Instructions for the task:
From the line with "Enumerate this screenshot's" to the end of the data below, restate each line word for word, both ends included, without the pictures.

Given records:
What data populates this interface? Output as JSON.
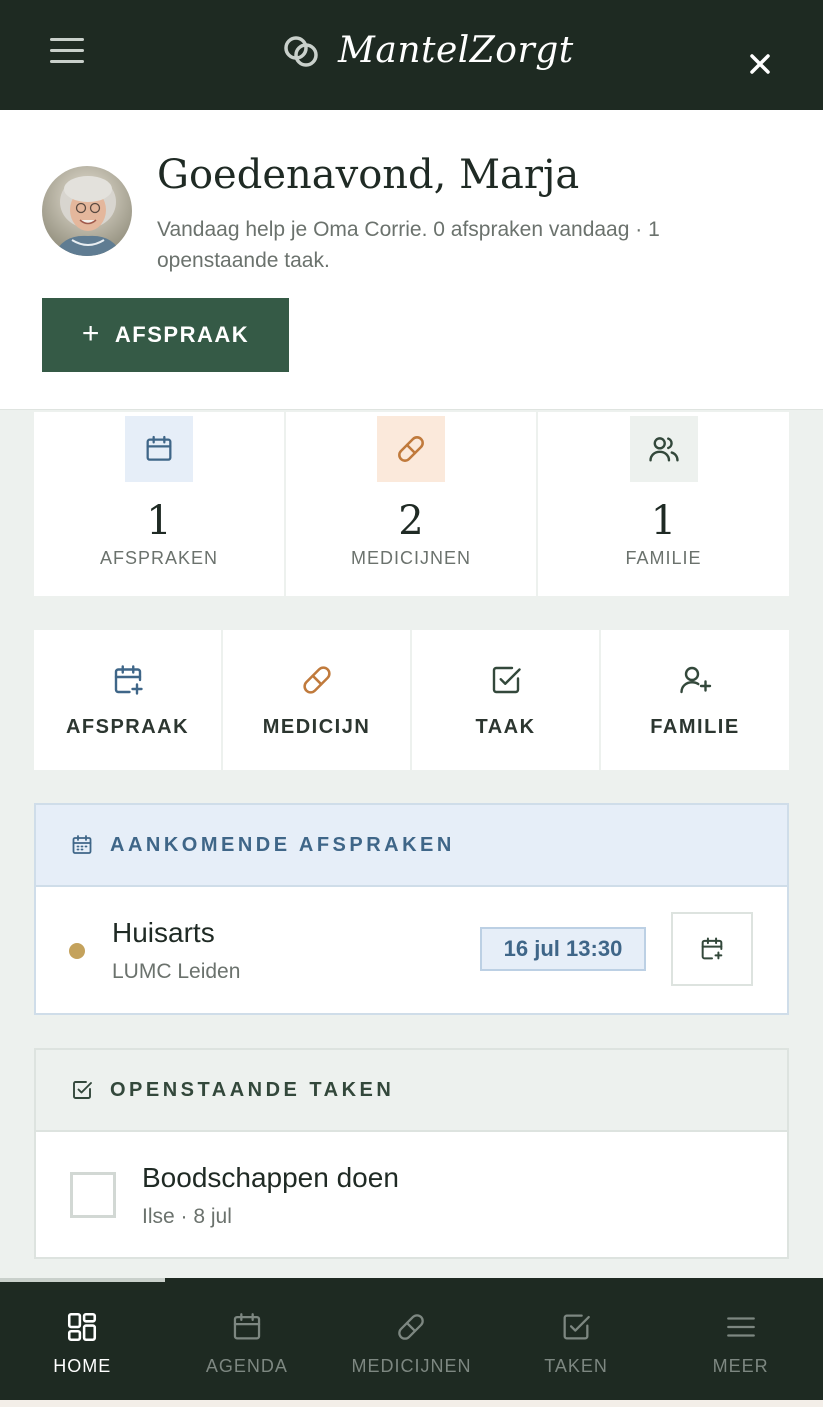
{
  "header": {
    "app_name": "MantelZorgt",
    "menu_icon": "hamburger-icon",
    "logo_icon": "linked-circles-icon",
    "close_icon": "close-icon"
  },
  "hero": {
    "greeting": "Goedenavond, Marja",
    "subtitle": "Vandaag help je Oma Corrie. 0 afspraken vandaag · 1 openstaande taak.",
    "add_button": {
      "icon": "+",
      "label": "AFSPRAAK"
    }
  },
  "stats": [
    {
      "icon": "calendar-icon",
      "value": "1",
      "label": "AFSPRAKEN",
      "bg": "#e6eef8",
      "color": "#3f6688"
    },
    {
      "icon": "pill-icon",
      "value": "2",
      "label": "MEDICIJNEN",
      "bg": "#fbe9db",
      "color": "#c07a3c"
    },
    {
      "icon": "users-icon",
      "value": "1",
      "label": "FAMILIE",
      "bg": "#edf1ee",
      "color": "#33483b"
    }
  ],
  "quick_actions": [
    {
      "icon": "calendar-plus-icon",
      "label": "AFSPRAAK"
    },
    {
      "icon": "pill-icon",
      "label": "MEDICIJN"
    },
    {
      "icon": "checkbox-icon",
      "label": "TAAK"
    },
    {
      "icon": "user-plus-icon",
      "label": "FAMILIE"
    }
  ],
  "appointments": {
    "title": "AANKOMENDE AFSPRAKEN",
    "items": [
      {
        "title": "Huisarts",
        "location": "LUMC Leiden",
        "date": "16 jul 13:30"
      }
    ]
  },
  "tasks": {
    "title": "OPENSTAANDE TAKEN",
    "items": [
      {
        "title": "Boodschappen doen",
        "meta": "Ilse · 8 jul"
      }
    ]
  },
  "bottom_nav": [
    {
      "icon": "grid-icon",
      "label": "HOME",
      "active": true
    },
    {
      "icon": "calendar-icon",
      "label": "AGENDA",
      "active": false
    },
    {
      "icon": "pill-icon",
      "label": "MEDICIJNEN",
      "active": false
    },
    {
      "icon": "checkbox-icon",
      "label": "TAKEN",
      "active": false
    },
    {
      "icon": "hamburger-icon",
      "label": "MEER",
      "active": false
    }
  ],
  "colors": {
    "header_bg": "#1e2a22",
    "primary_green": "#355a46",
    "appointment_blue": "#3f6688",
    "medication_orange": "#c07a3c",
    "appointment_dot": "#c4a25c"
  }
}
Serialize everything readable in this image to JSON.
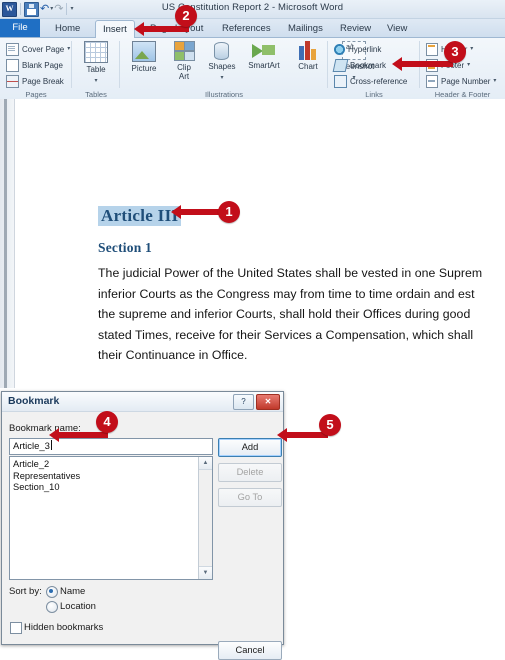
{
  "window": {
    "document_title": "US Constitution Report 2  -  Microsoft Word",
    "quick_access": [
      {
        "name": "word-logo",
        "glyph": "W"
      },
      {
        "name": "save-icon",
        "glyph": ""
      },
      {
        "name": "undo-icon",
        "glyph": "↶"
      },
      {
        "name": "redo-icon",
        "glyph": "↷"
      },
      {
        "name": "customize-qat-icon",
        "glyph": "▾"
      }
    ]
  },
  "tabs": [
    {
      "label": "File",
      "active": false
    },
    {
      "label": "Home",
      "active": false
    },
    {
      "label": "Insert",
      "active": true
    },
    {
      "label": "Page Layout",
      "active": false
    },
    {
      "label": "References",
      "active": false
    },
    {
      "label": "Mailings",
      "active": false
    },
    {
      "label": "Review",
      "active": false
    },
    {
      "label": "View",
      "active": false
    }
  ],
  "ribbon": {
    "groups": [
      {
        "name": "Pages",
        "items": [
          {
            "label": "Cover Page",
            "dropdown": true
          },
          {
            "label": "Blank Page",
            "dropdown": false
          },
          {
            "label": "Page Break",
            "dropdown": false
          }
        ]
      },
      {
        "name": "Tables",
        "items": [
          {
            "label": "Table",
            "dropdown": true
          }
        ]
      },
      {
        "name": "Illustrations",
        "items": [
          {
            "label": "Picture",
            "dropdown": false
          },
          {
            "label": "Clip\nArt",
            "dropdown": false
          },
          {
            "label": "Shapes",
            "dropdown": true
          },
          {
            "label": "SmartArt",
            "dropdown": false
          },
          {
            "label": "Chart",
            "dropdown": false
          },
          {
            "label": "Screenshot",
            "dropdown": true
          }
        ]
      },
      {
        "name": "Links",
        "items": [
          {
            "label": "Hyperlink",
            "dropdown": false
          },
          {
            "label": "Bookmark",
            "dropdown": false
          },
          {
            "label": "Cross-reference",
            "dropdown": false
          }
        ]
      },
      {
        "name": "Header & Footer",
        "items": [
          {
            "label": "Header",
            "dropdown": true
          },
          {
            "label": "Footer",
            "dropdown": true
          },
          {
            "label": "Page Number",
            "dropdown": true
          }
        ]
      }
    ]
  },
  "document": {
    "heading1": "Article III",
    "heading2": "Section 1",
    "body_lines": [
      "The judicial Power of the United States shall be vested in one Suprem",
      "inferior Courts as the Congress may from time to time ordain and est",
      "the supreme and inferior Courts, shall hold their Offices during good",
      "stated Times, receive for their Services a Compensation, which shall",
      "their Continuance in Office."
    ]
  },
  "dialog": {
    "title": "Bookmark",
    "help_glyph": "?",
    "close_glyph": "✕",
    "name_label": "Bookmark name:",
    "name_value": "Article_3",
    "bookmarks": [
      "Article_2",
      "Representatives",
      "Section_10"
    ],
    "buttons": {
      "add": "Add",
      "delete": "Delete",
      "goto": "Go To",
      "cancel": "Cancel"
    },
    "sort_label": "Sort by:",
    "sort_options": [
      {
        "label": "Name",
        "selected": true
      },
      {
        "label": "Location",
        "selected": false
      }
    ],
    "hidden_bookmarks_label": "Hidden bookmarks",
    "hidden_bookmarks_checked": false,
    "scroll_up_glyph": "▲",
    "scroll_down_glyph": "▼"
  },
  "callouts": [
    {
      "number": "1",
      "target": "article-iii-heading"
    },
    {
      "number": "2",
      "target": "insert-tab"
    },
    {
      "number": "3",
      "target": "bookmark-ribbon-button"
    },
    {
      "number": "4",
      "target": "bookmark-name-input"
    },
    {
      "number": "5",
      "target": "add-button"
    }
  ],
  "colors": {
    "accent_red": "#c20e1a",
    "word_blue": "#2b579a",
    "heading_blue": "#1f4e79",
    "selection_blue": "#b6d3ea"
  }
}
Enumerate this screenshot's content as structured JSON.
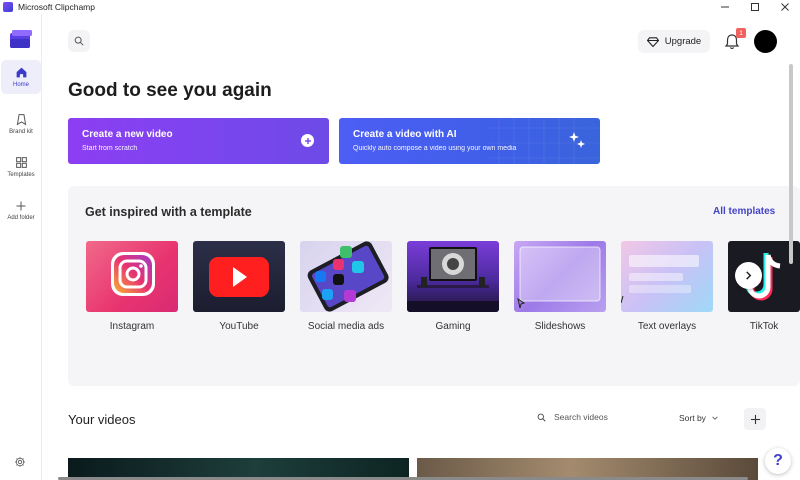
{
  "window": {
    "title": "Microsoft Clipchamp",
    "controls": [
      "minimize",
      "maximize",
      "close"
    ]
  },
  "sidebar": {
    "items": [
      {
        "label": "Home",
        "icon": "home-icon",
        "active": true
      },
      {
        "label": "Brand kit",
        "icon": "brand-kit-icon",
        "active": false
      },
      {
        "label": "Templates",
        "icon": "templates-icon",
        "active": false
      },
      {
        "label": "Add folder",
        "icon": "plus-icon",
        "active": false
      }
    ],
    "settings_icon": "gear-icon"
  },
  "header": {
    "upgrade_label": "Upgrade",
    "notification_count": "1"
  },
  "greeting": "Good to see you again",
  "create_cards": [
    {
      "title": "Create a new video",
      "subtitle": "Start from scratch"
    },
    {
      "title": "Create a video with AI",
      "subtitle": "Quickly auto compose a video using your own media"
    }
  ],
  "templates": {
    "heading": "Get inspired with a template",
    "all_link": "All templates",
    "items": [
      {
        "label": "Instagram"
      },
      {
        "label": "YouTube"
      },
      {
        "label": "Social media ads"
      },
      {
        "label": "Gaming"
      },
      {
        "label": "Slideshows"
      },
      {
        "label": "Text overlays"
      },
      {
        "label": "TikTok"
      }
    ]
  },
  "videos": {
    "heading": "Your videos",
    "search_placeholder": "Search videos",
    "sort_label": "Sort by"
  },
  "help_label": "?",
  "colors": {
    "accent": "#4444c8",
    "create_card_1": "#8c3ef2",
    "create_card_2": "#4d5ef5",
    "badge": "#f0625e",
    "panel_bg": "#f5f5f8"
  }
}
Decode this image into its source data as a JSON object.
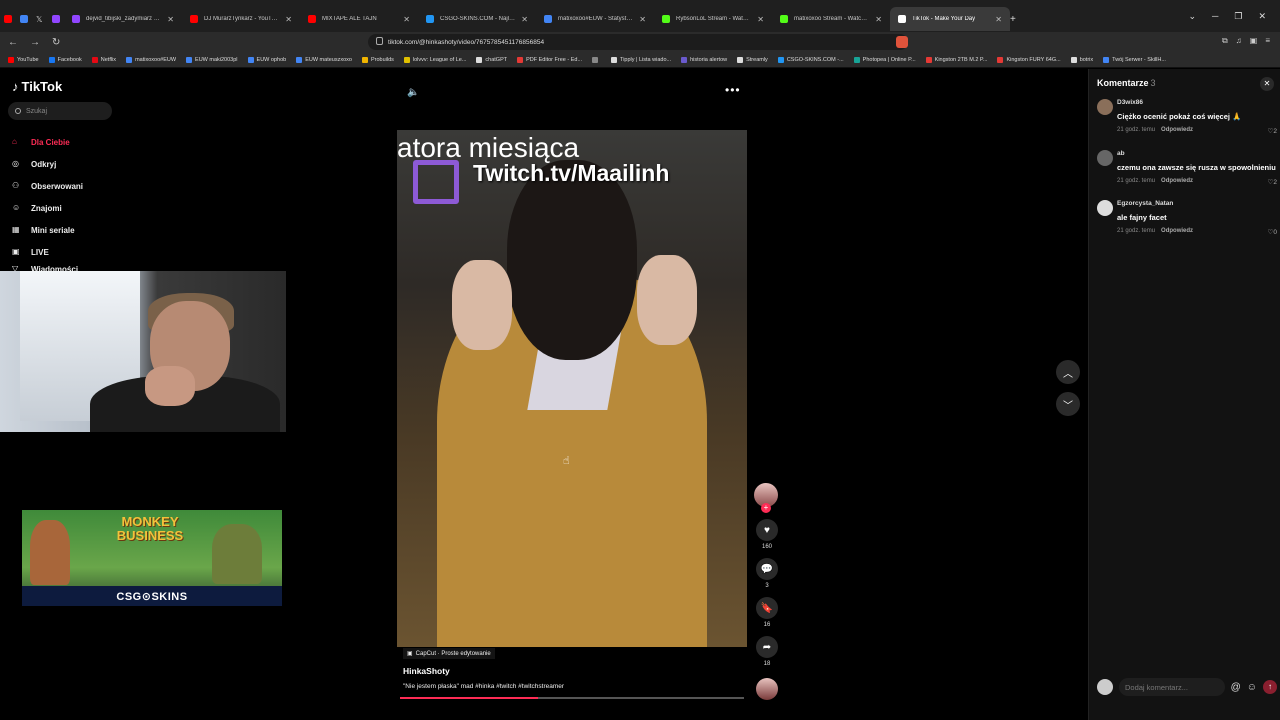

Your response:
Enumerate this screenshot's content as structured JSON.
{
  "window": {
    "title": "Microsoft Clipchamp",
    "controls": [
      "minimize",
      "maximize",
      "close"
    ]
  },
  "sidebar": {
    "items": [
      {
        "label": "Home",
        "icon": "home-icon",
        "active": true
      },
      {
        "label": "Brand kit",
        "icon": "brand-kit-icon",
        "active": false
      },
      {
        "label": "Templates",
        "icon": "templates-icon",
        "active": false
      },
      {
        "label": "Add folder",
        "icon": "plus-icon",
        "active": false
      }
    ],
    "settings_icon": "gear-icon"
  },
  "header": {
    "upgrade_label": "Upgrade",
    "notification_count": "1"
  },
  "greeting": "Good to see you again",
  "create_cards": [
    {
      "title": "Create a new video",
      "subtitle": "Start from scratch"
    },
    {
      "title": "Create a video with AI",
      "subtitle": "Quickly auto compose a video using your own media"
    }
  ],
  "templates": {
    "heading": "Get inspired with a template",
    "all_link": "All templates",
    "items": [
      {
        "label": "Instagram"
      },
      {
        "label": "YouTube"
      },
      {
        "label": "Social media ads"
      },
      {
        "label": "Gaming"
      },
      {
        "label": "Slideshows"
      },
      {
        "label": "Text overlays"
      },
      {
        "label": "TikTok"
      }
    ]
  },
  "videos": {
    "heading": "Your videos",
    "search_placeholder": "Search videos",
    "sort_label": "Sort by"
  },
  "help_label": "?",
  "colors": {
    "accent": "#4444c8",
    "create_card_1": "#8c3ef2",
    "create_card_2": "#4d5ef5",
    "badge": "#f0625e",
    "panel_bg": "#f5f5f8"
  }
}
Decode this image into its source data as a JSON object.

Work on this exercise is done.